• [PROBLEM TO WORK ON]: Would you give the listing back word for word once its pictures are removed?

• [DATASET EXCERPTS]:
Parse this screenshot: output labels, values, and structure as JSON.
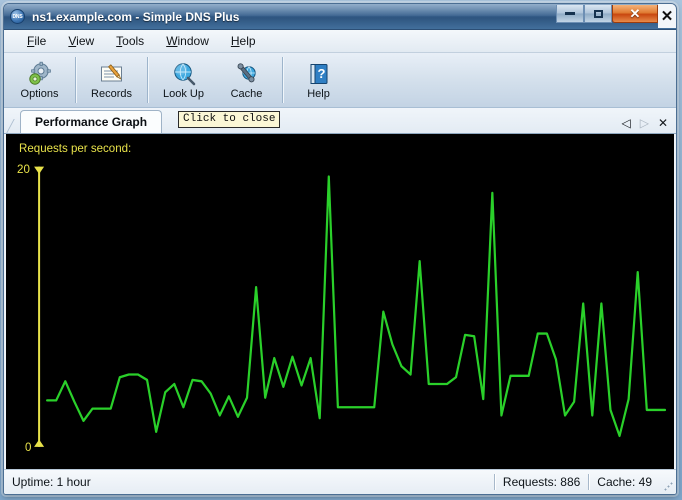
{
  "window": {
    "title": "ns1.example.com - Simple DNS Plus",
    "app_icon": "dns-circle-icon",
    "controls": {
      "minimize": "minimize-icon",
      "maximize": "maximize-icon",
      "close": "close-icon",
      "outer_close_label": "✕"
    }
  },
  "menubar": {
    "items": [
      {
        "label": "File",
        "accel": "F"
      },
      {
        "label": "View",
        "accel": "V"
      },
      {
        "label": "Tools",
        "accel": "T"
      },
      {
        "label": "Window",
        "accel": "W"
      },
      {
        "label": "Help",
        "accel": "H"
      }
    ]
  },
  "toolbar": {
    "buttons": [
      {
        "label": "Options",
        "icon": "gears-icon"
      },
      {
        "label": "Records",
        "icon": "note-pencil-icon"
      },
      {
        "label": "Look Up",
        "icon": "globe-magnifier-icon"
      },
      {
        "label": "Cache",
        "icon": "wrench-globe-icon"
      },
      {
        "label": "Help",
        "icon": "question-book-icon"
      }
    ]
  },
  "tabs": {
    "active": "Performance Graph",
    "items": [
      "Performance Graph"
    ],
    "tooltip": "Click to close",
    "nav": {
      "prev": "◁",
      "next": "▷",
      "close": "✕"
    }
  },
  "statusbar": {
    "uptime": "Uptime: 1 hour",
    "requests": "Requests: 886",
    "cache": "Cache: 49",
    "grip": "resize-grip-icon"
  },
  "colors": {
    "graph_background": "#000000",
    "graph_line": "#2ad02a",
    "axis": "#e8e24a",
    "titlebar": "#39628f",
    "close_button": "#c8470f"
  },
  "chart_data": {
    "type": "line",
    "title": "Requests per second:",
    "xlabel": "",
    "ylabel": "Requests per second",
    "ylim": [
      0,
      20
    ],
    "ytick_labels": [
      "20",
      "0"
    ],
    "ytick_values": [
      20,
      0
    ],
    "grid": false,
    "legend": null,
    "line_color": "#2ad02a",
    "background": "#000000",
    "axis_color": "#e8e24a",
    "x": [
      0,
      1,
      2,
      3,
      4,
      5,
      6,
      7,
      8,
      9,
      10,
      11,
      12,
      13,
      14,
      15,
      16,
      17,
      18,
      19,
      20,
      21,
      22,
      23,
      24,
      25,
      26,
      27,
      28,
      29,
      30,
      31,
      32,
      33,
      34,
      35,
      36,
      37,
      38,
      39,
      40,
      41,
      42,
      43,
      44,
      45,
      46,
      47,
      48,
      49,
      50,
      51,
      52,
      53,
      54,
      55,
      56,
      57,
      58,
      59,
      60,
      61,
      62,
      63,
      64,
      65,
      66,
      67,
      68,
      69,
      70,
      71,
      72,
      73,
      74,
      75
    ],
    "values": [
      3.1,
      3.1,
      4.5,
      3.0,
      1.6,
      2.5,
      2.5,
      2.5,
      4.8,
      5.0,
      5.0,
      4.6,
      0.8,
      3.7,
      4.3,
      2.6,
      4.6,
      4.5,
      3.6,
      2.0,
      3.4,
      1.9,
      3.3,
      11.4,
      3.3,
      6.2,
      4.1,
      6.3,
      4.2,
      6.2,
      1.8,
      19.5,
      2.6,
      2.6,
      2.6,
      2.6,
      2.6,
      9.6,
      7.2,
      5.6,
      5.0,
      13.3,
      4.3,
      4.3,
      4.3,
      4.8,
      7.9,
      7.8,
      3.2,
      18.3,
      2.0,
      4.9,
      4.9,
      4.9,
      8.0,
      8.0,
      6.1,
      2.0,
      3.0,
      10.2,
      2.0,
      10.2,
      2.4,
      0.5,
      3.2,
      12.5,
      2.4,
      2.4,
      2.4
    ]
  }
}
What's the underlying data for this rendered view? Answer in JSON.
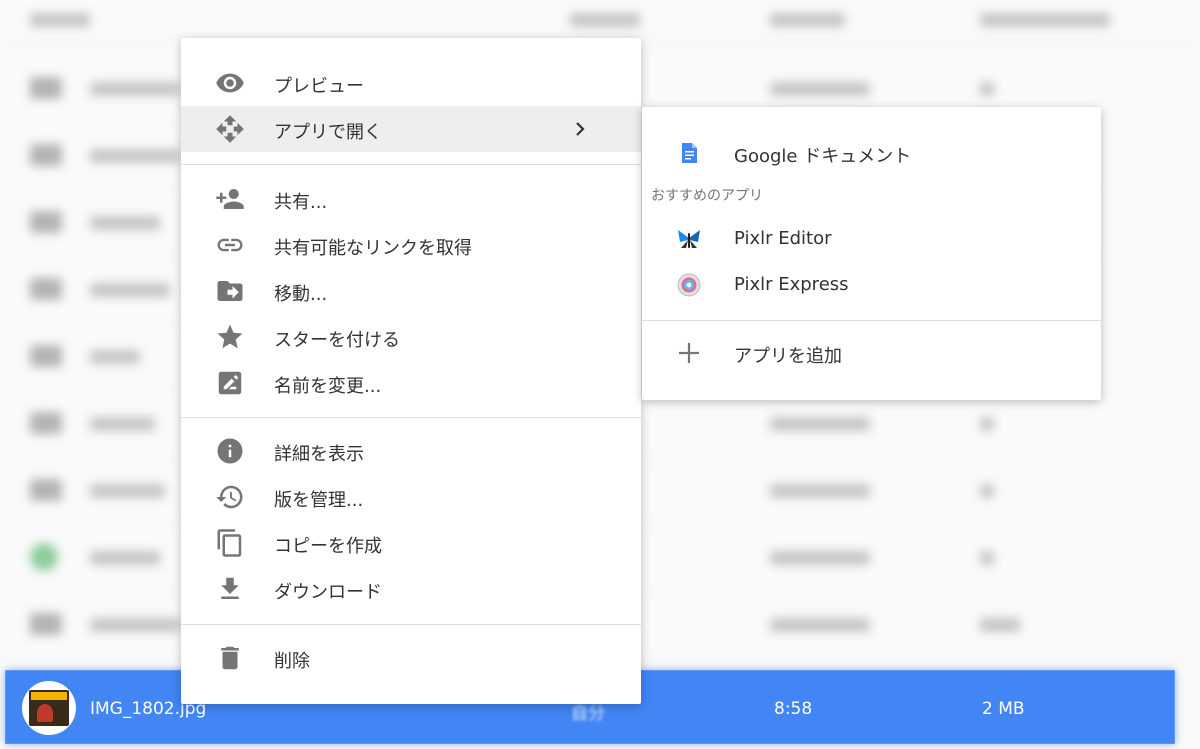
{
  "menu": {
    "items": [
      {
        "id": "preview",
        "label": "プレビュー"
      },
      {
        "id": "open-with",
        "label": "アプリで開く"
      },
      {
        "id": "share",
        "label": "共有..."
      },
      {
        "id": "get-link",
        "label": "共有可能なリンクを取得"
      },
      {
        "id": "move",
        "label": "移動..."
      },
      {
        "id": "star",
        "label": "スターを付ける"
      },
      {
        "id": "rename",
        "label": "名前を変更..."
      },
      {
        "id": "details",
        "label": "詳細を表示"
      },
      {
        "id": "versions",
        "label": "版を管理..."
      },
      {
        "id": "copy",
        "label": "コピーを作成"
      },
      {
        "id": "download",
        "label": "ダウンロード"
      },
      {
        "id": "delete",
        "label": "削除"
      }
    ]
  },
  "submenu": {
    "google_docs": "Google ドキュメント",
    "suggested_heading": "おすすめのアプリ",
    "pixlr_editor": "Pixlr Editor",
    "pixlr_express": "Pixlr Express",
    "add_app": "アプリを追加"
  },
  "selected_file": {
    "name": "IMG_1802.jpg",
    "owner": "自分",
    "modified": "8:58",
    "size": "2 MB"
  },
  "colors": {
    "selection": "#4285f4",
    "icon_gray": "#757575",
    "docs_blue": "#4285f4"
  },
  "icons": [
    "eye-icon",
    "move-arrows-icon",
    "chevron-right-icon",
    "person-add-icon",
    "link-icon",
    "folder-move-icon",
    "star-icon",
    "rename-icon",
    "info-icon",
    "history-icon",
    "copy-icon",
    "download-icon",
    "trash-icon",
    "google-docs-icon",
    "pixlr-editor-icon",
    "pixlr-express-icon",
    "plus-icon"
  ]
}
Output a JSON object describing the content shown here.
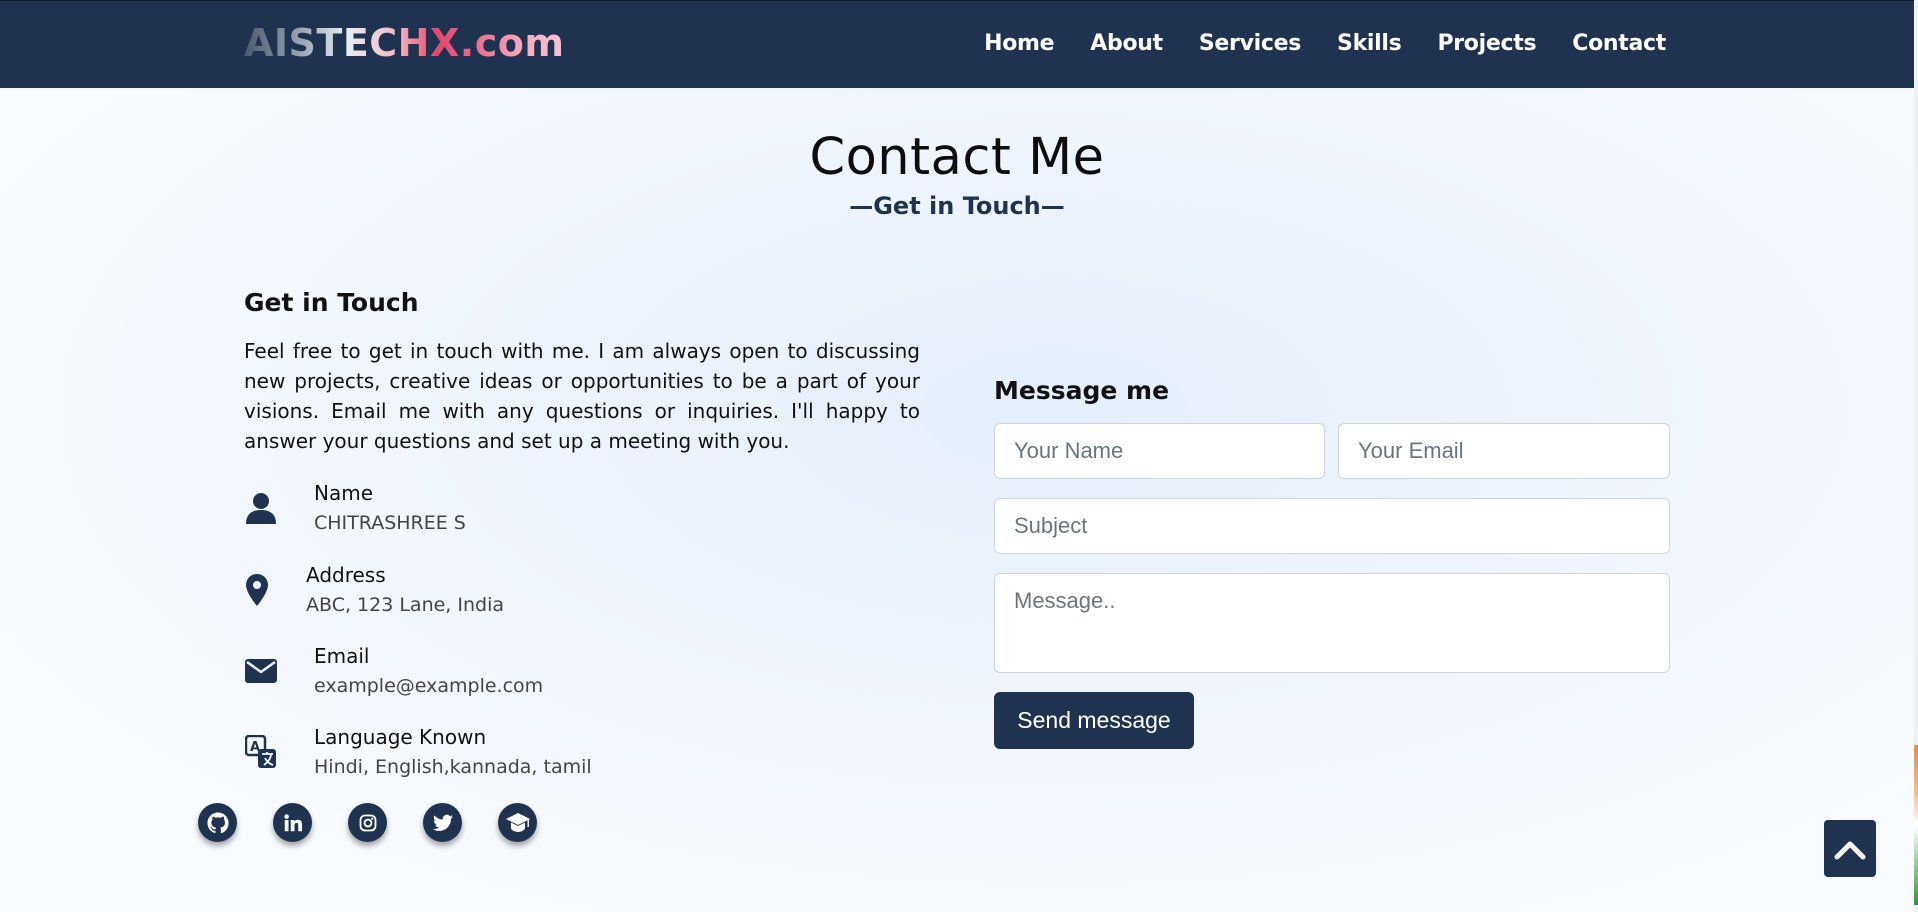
{
  "navbar": {
    "logo": "AISTECHX.com",
    "links": [
      "Home",
      "About",
      "Services",
      "Skills",
      "Projects",
      "Contact"
    ]
  },
  "section": {
    "title": "Contact Me",
    "subtitle": "—Get in Touch—"
  },
  "contact_info": {
    "heading": "Get in Touch",
    "intro": "Feel free to get in touch with me. I am always open to discussing new projects, creative ideas or opportunities to be a part of your visions. Email me with any questions or inquiries. I'll happy to answer your questions and set up a meeting with you.",
    "items": [
      {
        "label": "Name",
        "value": "CHITRASHREE S",
        "icon": "user-icon"
      },
      {
        "label": "Address",
        "value": "ABC, 123 Lane, India",
        "icon": "map-pin-icon"
      },
      {
        "label": "Email",
        "value": "example@example.com",
        "icon": "envelope-icon"
      },
      {
        "label": "Language Known",
        "value": "Hindi, English,kannada, tamil",
        "icon": "language-icon"
      }
    ]
  },
  "social": [
    "github-icon",
    "linkedin-icon",
    "instagram-icon",
    "twitter-icon",
    "graduation-cap-icon"
  ],
  "form": {
    "heading": "Message me",
    "name_placeholder": "Your Name",
    "email_placeholder": "Your Email",
    "subject_placeholder": "Subject",
    "message_placeholder": "Message..",
    "submit_label": "Send message"
  },
  "colors": {
    "primary": "#1f3350",
    "logo_accent": "#e0486c"
  },
  "back_to_top_icon": "chevron-up-icon"
}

• [OUTPUT]:
Parse this screenshot: output labels, values, and structure as JSON.
{
  "window": {
    "title": "ns1.example.com - Simple DNS Plus",
    "app_icon": "dns-circle-icon",
    "controls": {
      "minimize": "minimize-icon",
      "maximize": "maximize-icon",
      "close": "close-icon",
      "outer_close_label": "✕"
    }
  },
  "menubar": {
    "items": [
      {
        "label": "File",
        "accel": "F"
      },
      {
        "label": "View",
        "accel": "V"
      },
      {
        "label": "Tools",
        "accel": "T"
      },
      {
        "label": "Window",
        "accel": "W"
      },
      {
        "label": "Help",
        "accel": "H"
      }
    ]
  },
  "toolbar": {
    "buttons": [
      {
        "label": "Options",
        "icon": "gears-icon"
      },
      {
        "label": "Records",
        "icon": "note-pencil-icon"
      },
      {
        "label": "Look Up",
        "icon": "globe-magnifier-icon"
      },
      {
        "label": "Cache",
        "icon": "wrench-globe-icon"
      },
      {
        "label": "Help",
        "icon": "question-book-icon"
      }
    ]
  },
  "tabs": {
    "active": "Performance Graph",
    "items": [
      "Performance Graph"
    ],
    "tooltip": "Click to close",
    "nav": {
      "prev": "◁",
      "next": "▷",
      "close": "✕"
    }
  },
  "statusbar": {
    "uptime": "Uptime: 1 hour",
    "requests": "Requests: 886",
    "cache": "Cache: 49",
    "grip": "resize-grip-icon"
  },
  "colors": {
    "graph_background": "#000000",
    "graph_line": "#2ad02a",
    "axis": "#e8e24a",
    "titlebar": "#39628f",
    "close_button": "#c8470f"
  },
  "chart_data": {
    "type": "line",
    "title": "Requests per second:",
    "xlabel": "",
    "ylabel": "Requests per second",
    "ylim": [
      0,
      20
    ],
    "ytick_labels": [
      "20",
      "0"
    ],
    "ytick_values": [
      20,
      0
    ],
    "grid": false,
    "legend": null,
    "line_color": "#2ad02a",
    "background": "#000000",
    "axis_color": "#e8e24a",
    "x": [
      0,
      1,
      2,
      3,
      4,
      5,
      6,
      7,
      8,
      9,
      10,
      11,
      12,
      13,
      14,
      15,
      16,
      17,
      18,
      19,
      20,
      21,
      22,
      23,
      24,
      25,
      26,
      27,
      28,
      29,
      30,
      31,
      32,
      33,
      34,
      35,
      36,
      37,
      38,
      39,
      40,
      41,
      42,
      43,
      44,
      45,
      46,
      47,
      48,
      49,
      50,
      51,
      52,
      53,
      54,
      55,
      56,
      57,
      58,
      59,
      60,
      61,
      62,
      63,
      64,
      65,
      66,
      67,
      68,
      69,
      70,
      71,
      72,
      73,
      74,
      75
    ],
    "values": [
      3.1,
      3.1,
      4.5,
      3.0,
      1.6,
      2.5,
      2.5,
      2.5,
      4.8,
      5.0,
      5.0,
      4.6,
      0.8,
      3.7,
      4.3,
      2.6,
      4.6,
      4.5,
      3.6,
      2.0,
      3.4,
      1.9,
      3.3,
      11.4,
      3.3,
      6.2,
      4.1,
      6.3,
      4.2,
      6.2,
      1.8,
      19.5,
      2.6,
      2.6,
      2.6,
      2.6,
      2.6,
      9.6,
      7.2,
      5.6,
      5.0,
      13.3,
      4.3,
      4.3,
      4.3,
      4.8,
      7.9,
      7.8,
      3.2,
      18.3,
      2.0,
      4.9,
      4.9,
      4.9,
      8.0,
      8.0,
      6.1,
      2.0,
      3.0,
      10.2,
      2.0,
      10.2,
      2.4,
      0.5,
      3.2,
      12.5,
      2.4,
      2.4,
      2.4
    ]
  }
}
What's the underlying data for this rendered view? Answer in JSON.
{
  "menu": {
    "items": [
      {
        "id": "preview",
        "label": "プレビュー"
      },
      {
        "id": "open-with",
        "label": "アプリで開く"
      },
      {
        "id": "share",
        "label": "共有..."
      },
      {
        "id": "get-link",
        "label": "共有可能なリンクを取得"
      },
      {
        "id": "move",
        "label": "移動..."
      },
      {
        "id": "star",
        "label": "スターを付ける"
      },
      {
        "id": "rename",
        "label": "名前を変更..."
      },
      {
        "id": "details",
        "label": "詳細を表示"
      },
      {
        "id": "versions",
        "label": "版を管理..."
      },
      {
        "id": "copy",
        "label": "コピーを作成"
      },
      {
        "id": "download",
        "label": "ダウンロード"
      },
      {
        "id": "delete",
        "label": "削除"
      }
    ]
  },
  "submenu": {
    "google_docs": "Google ドキュメント",
    "suggested_heading": "おすすめのアプリ",
    "pixlr_editor": "Pixlr Editor",
    "pixlr_express": "Pixlr Express",
    "add_app": "アプリを追加"
  },
  "selected_file": {
    "name": "IMG_1802.jpg",
    "owner": "自分",
    "modified": "8:58",
    "size": "2 MB"
  },
  "colors": {
    "selection": "#4285f4",
    "icon_gray": "#757575",
    "docs_blue": "#4285f4"
  },
  "icons": [
    "eye-icon",
    "move-arrows-icon",
    "chevron-right-icon",
    "person-add-icon",
    "link-icon",
    "folder-move-icon",
    "star-icon",
    "rename-icon",
    "info-icon",
    "history-icon",
    "copy-icon",
    "download-icon",
    "trash-icon",
    "google-docs-icon",
    "pixlr-editor-icon",
    "pixlr-express-icon",
    "plus-icon"
  ]
}
Output a JSON object describing the content shown here.
{
  "navbar": {
    "logo": "AISTECHX.com",
    "links": [
      "Home",
      "About",
      "Services",
      "Skills",
      "Projects",
      "Contact"
    ]
  },
  "section": {
    "title": "Contact Me",
    "subtitle": "—Get in Touch—"
  },
  "contact_info": {
    "heading": "Get in Touch",
    "intro": "Feel free to get in touch with me. I am always open to discussing new projects, creative ideas or opportunities to be a part of your visions. Email me with any questions or inquiries. I'll happy to answer your questions and set up a meeting with you.",
    "items": [
      {
        "label": "Name",
        "value": "CHITRASHREE S",
        "icon": "user-icon"
      },
      {
        "label": "Address",
        "value": "ABC, 123 Lane, India",
        "icon": "map-pin-icon"
      },
      {
        "label": "Email",
        "value": "example@example.com",
        "icon": "envelope-icon"
      },
      {
        "label": "Language Known",
        "value": "Hindi, English,kannada, tamil",
        "icon": "language-icon"
      }
    ]
  },
  "social": [
    "github-icon",
    "linkedin-icon",
    "instagram-icon",
    "twitter-icon",
    "graduation-cap-icon"
  ],
  "form": {
    "heading": "Message me",
    "name_placeholder": "Your Name",
    "email_placeholder": "Your Email",
    "subject_placeholder": "Subject",
    "message_placeholder": "Message..",
    "submit_label": "Send message"
  },
  "colors": {
    "primary": "#1f3350",
    "logo_accent": "#e0486c"
  },
  "back_to_top_icon": "chevron-up-icon"
}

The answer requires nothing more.